A math carnival is like “the shop-front of the mathematics blogging world” — a place to browse and enjoy all the wide variety of mathematics on the web. Blog carnival hosts put in several hours of work every month to bring you the riches of the internet.

If you blog about learning or teaching math from pre-school to pre-college, now is the time to send in your contribution for this month’s Math Teachers at Play carnival. We welcome posts from parents, teachers, homeschoolers, and students — anyone who is interested in playing around with school-level or recreational math. Each of us can help others learn, so in a sense we are all teachers.

Support The Carnivals

The math carnivals are a great resource for all of us who enjoy reading and learning about mathematics, and especially for math bloggers who appreciate the wider audience the carnivals provide. But blog carnivals do not happen by themselves — there is a lot of work involved.

Here’s how you can help:

  • Leave a comment to thank and encourage the host.
  • Link to and promote the carnival on your blog or social network.
  • Volunteer to host a future edition at your own blog.
  • How to Host a Blog Carnival

Mike at Walking Randomly has hosted the Carnival of Mathematics two of the last three months, and that’s not good for the long-term health of the carnival. If you’re interested in helping out, check the future hosts tab at the blog carnival page and pick a month that works for you, then email Mike and tell him you’re available.

Similarly, you can check on upcoming editions of the Math Teachers at Play carnival, and let me know if you’d like to host. Or contact Guillermo Bautista to volunteer for Mathematics and Multimedia.

Recent Math Blog Carnivals

Did you miss any of these recent blog carnivals? Delightful mathy browsing is only a click away…

For homeschooling or other educational carnivals, check out the Blog Parties for Teachers widget in my sidebar. Enjoy!


howtosolveproblemsWant to help your kids learn math? Claim your free 24-page problem-solving booklet, and sign up to hear about new books, revisions, and sales or other promotions.

Top 10 Posts of 2010

Cartoon showing baby representing New Year 190...
Image via Wikipedia

2011 will be a fantastic year — or at least, a prime one! (See these posts by Gary, Pat, and James.) But as we move into the new year, it’s also a good time to look back and to look ahead: What did we accomplished last year? And what comes next?

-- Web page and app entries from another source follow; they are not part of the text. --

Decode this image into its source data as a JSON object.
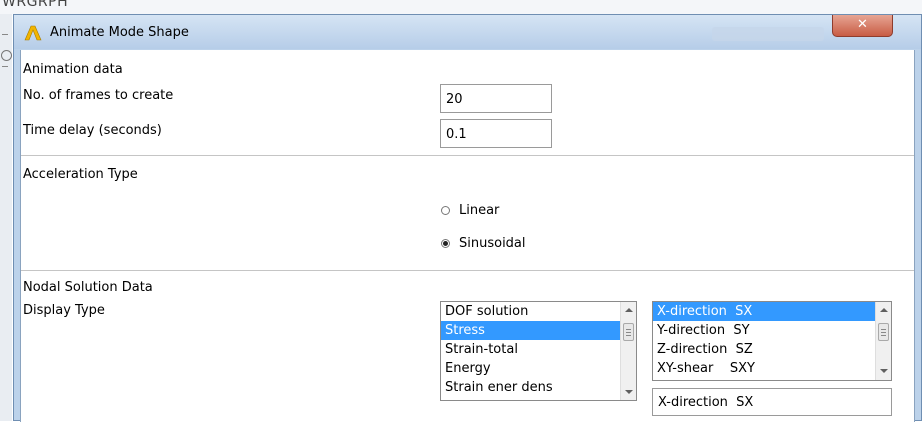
{
  "background": {
    "text": "WRGRPH"
  },
  "window": {
    "title": "Animate Mode Shape",
    "close_symbol": "✕",
    "accent": "#3399ff",
    "icon": "ansys-logo-icon"
  },
  "animation": {
    "heading": "Animation data",
    "frames_label": "No. of frames to create",
    "frames_value": "20",
    "delay_label": "Time delay (seconds)",
    "delay_value": "0.1"
  },
  "acceleration": {
    "heading": "Acceleration Type",
    "options": [
      {
        "label": "Linear",
        "checked": false
      },
      {
        "label": "Sinusoidal",
        "checked": true
      }
    ]
  },
  "nodal": {
    "heading": "Nodal Solution Data",
    "display_label": "Display Type",
    "types": [
      "DOF solution",
      "Stress",
      "Strain-total",
      "Energy",
      "Strain ener dens"
    ],
    "types_selected": 1,
    "components": [
      "X-direction  SX",
      "Y-direction  SY",
      "Z-direction  SZ",
      "XY-shear    SXY"
    ],
    "components_selected": 0,
    "selected_value": "X-direction  SX"
  }
}
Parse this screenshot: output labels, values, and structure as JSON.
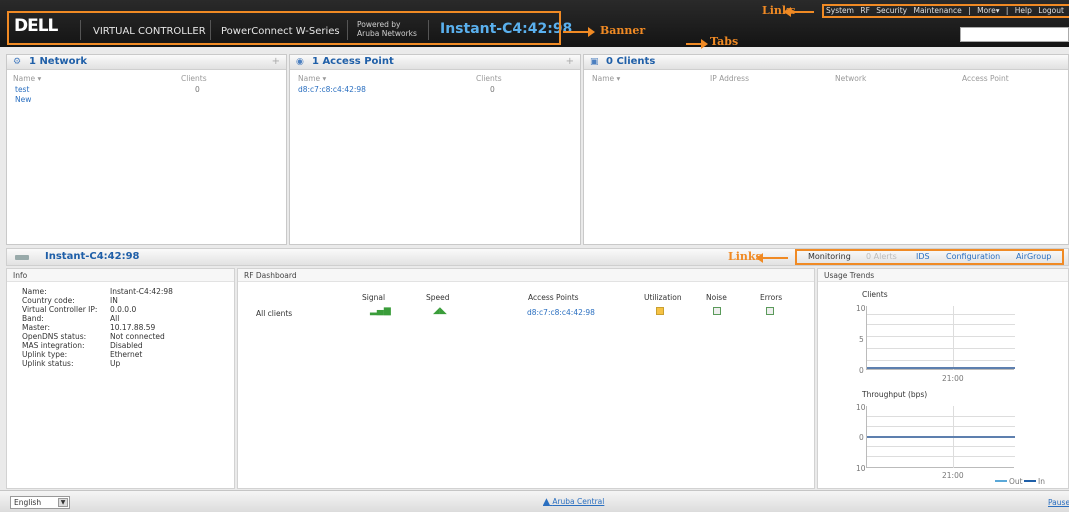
{
  "header": {
    "logo": "DELL",
    "product": "VIRTUAL CONTROLLER",
    "series": "PowerConnect W-Series",
    "powered_by_line1": "Powered by",
    "powered_by_line2": "Aruba Networks",
    "vc_name": "Instant-C4:42:98",
    "search_placeholder": ""
  },
  "top_links": [
    "System",
    "RF",
    "Security",
    "Maintenance",
    "|",
    "More▾",
    "|",
    "Help",
    "Logout"
  ],
  "annotations": {
    "banner": "Banner",
    "links_top": "Links",
    "tabs": "Tabs",
    "links_bottom": "Links"
  },
  "networks": {
    "title": "1 Network",
    "plus": "+",
    "columns": [
      "Name ▾",
      "Clients"
    ],
    "rows": [
      {
        "name": "test",
        "clients": "0"
      },
      {
        "name": "New",
        "clients": ""
      }
    ]
  },
  "access_points": {
    "title": "1 Access Point",
    "plus": "+",
    "columns": [
      "Name ▾",
      "Clients"
    ],
    "rows": [
      {
        "name": "d8:c7:c8:c4:42:98",
        "clients": "0"
      }
    ]
  },
  "clients": {
    "title": "0 Clients",
    "columns": [
      "Name ▾",
      "IP Address",
      "Network",
      "Access Point"
    ]
  },
  "ap_bar": {
    "title": "Instant-C4:42:98",
    "links": [
      "Monitoring",
      "0 Alerts",
      "IDS",
      "Configuration",
      "AirGroup"
    ]
  },
  "info": {
    "heading": "Info",
    "rows": [
      {
        "label": "Name:",
        "value": "Instant-C4:42:98"
      },
      {
        "label": "Country code:",
        "value": "IN"
      },
      {
        "label": "Virtual Controller IP:",
        "value": "0.0.0.0"
      },
      {
        "label": "Band:",
        "value": "All"
      },
      {
        "label": "Master:",
        "value": "10.17.88.59"
      },
      {
        "label": "OpenDNS status:",
        "value": "Not connected"
      },
      {
        "label": "MAS integration:",
        "value": "Disabled"
      },
      {
        "label": "Uplink type:",
        "value": "Ethernet"
      },
      {
        "label": "Uplink status:",
        "value": "Up"
      }
    ]
  },
  "rf_dashboard": {
    "heading": "RF Dashboard",
    "columns": [
      "Signal",
      "Speed",
      "Access Points",
      "Utilization",
      "Noise",
      "Errors"
    ],
    "row_label": "All clients",
    "ap": "d8:c7:c8:c4:42:98"
  },
  "usage_trends": {
    "heading": "Usage Trends",
    "clients_title": "Clients",
    "clients_ticks": [
      "10",
      "5",
      "0"
    ],
    "clients_time": "21:00",
    "throughput_title": "Throughput  (bps)",
    "throughput_ticks": [
      "10",
      "0",
      "10"
    ],
    "throughput_time": "21:00",
    "legend_out": "Out",
    "legend_in": "In"
  },
  "footer": {
    "language": "English",
    "aruba_central": "Aruba Central",
    "pause": "Pause"
  },
  "colors": {
    "accent": "#2a6fc0",
    "annotation": "#f08a24",
    "vc_name": "#5ab0ee"
  }
}
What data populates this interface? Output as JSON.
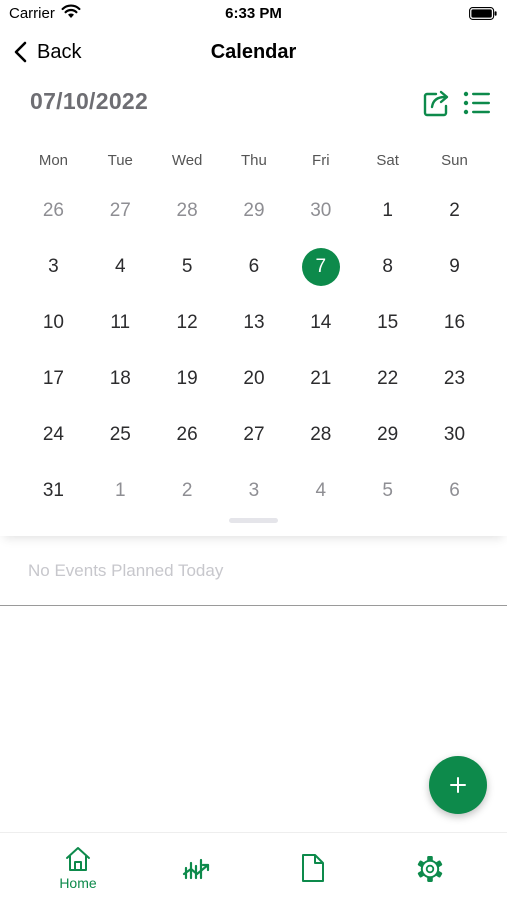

More specifically, for bloggers:

  • What did people like to read?
  • How can I give them more of it?

So here is my retrospective look at the most popular blog posts of 2010, along with related blogging goals (or dreams?) for 2011.

Continue reading Top 10 Posts of 2010